Canadian philospher and cultural theorist Marshall McLuhan proposes an alternative idea:

“Invention is the mother of necessities.”

Found on Marshall McLuhan’s website, this phrase is a “McLuhanism“. McLuhan believes that our culture is dictated by the technologies we have, all which are merely extensions of our human capacities. But in response to this, Williams says that: “if the medium is the cause, all other causes, all that men ordinarily see as history, are at once reduced to effects.” (quoted in Murphie and Potts 2002).

But why can’t it be both? I think we can see the ways where technology does influence culture and create new values, but there are also times where necessity has influenced new technology to fill the gap that is required. Stephen Hill says, “Technological change…is not, by itself, productive of social change. Instead, the direction of change is a product of the particular alignment between the technological possibilities and the society and culture that exists (1989:33).” (quoted from Murphie and Potts 2002)

I think Hill’s claim captures the reconciliation of technological determinism and cultural materialism. This suggests that the context in which technological advances are made influences how it impacts society and culture.

Saskia Sassen in “The Internet as Playground and Factory“, talked about  Forest Watch and and Indigenous group of people who had their own form of communication. Their communication is determined by the technologies they have. Likewise, in the last few years our forms of communication are changing. It used to be that phones were the best way to get in contact with someone, then mobile phones and now it’s often quick and more effective to e-mail someone or message them on Facebook. But Hill is saying that the existing culture is an important factor, it’s not an effect, which is what McLuhan implies.

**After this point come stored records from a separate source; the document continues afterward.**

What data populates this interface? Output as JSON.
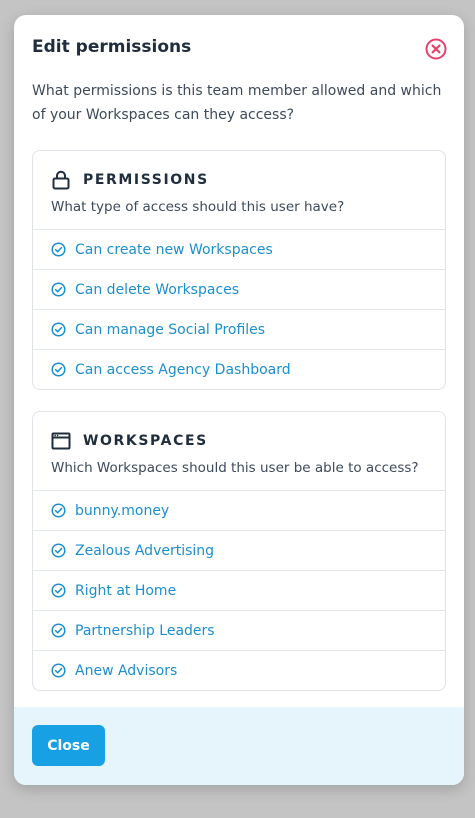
{
  "dialog": {
    "title": "Edit permissions",
    "intro": "What permissions is this team member allowed and which of your Workspaces can they access?"
  },
  "permissions": {
    "icon": "lock-icon",
    "heading": "PERMISSIONS",
    "subtitle": "What type of access should this user have?",
    "items": [
      {
        "label": "Can create new Workspaces",
        "checked": true
      },
      {
        "label": "Can delete Workspaces",
        "checked": true
      },
      {
        "label": "Can manage Social Profiles",
        "checked": true
      },
      {
        "label": "Can access Agency Dashboard",
        "checked": true
      }
    ]
  },
  "workspaces": {
    "icon": "browser-window-icon",
    "heading": "WORKSPACES",
    "subtitle": "Which Workspaces should this user be able to access?",
    "items": [
      {
        "label": "bunny.money",
        "checked": true
      },
      {
        "label": "Zealous Advertising",
        "checked": true
      },
      {
        "label": "Right at Home",
        "checked": true
      },
      {
        "label": "Partnership Leaders",
        "checked": true
      },
      {
        "label": "Anew Advisors",
        "checked": true
      }
    ]
  },
  "footer": {
    "close_label": "Close"
  },
  "colors": {
    "accent": "#18a0e5",
    "link": "#1b8fcf",
    "close_icon": "#e8416a",
    "footer_bg": "#e6f5fc"
  }
}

For instance, if (and you have to ignore a lot of impractical and illogical factors in this ‘if’) the iPad was invented over 100 years ago, how would it have impacted the culture that existed then? They don’t have the same experiences that we have now to help them understand the impact. It’s not just the fact that technology is created, but rather it builds upon a previous version of itself. There are very few technologies that just appear having no base technology at all.I think to a certain extent that’s one of the distinctions that can be made when looking at technological determinism and cultural materialism. You can’t really argue one without the other.


Murphie, Andrew and Potts, John (2003) ‘Theoretical Frameworks’ in Culture and Technology London: Palgrave Macmillan: 11-38

Saskia Sassen (2009) ‘The Internet as Playground and Factory’ <>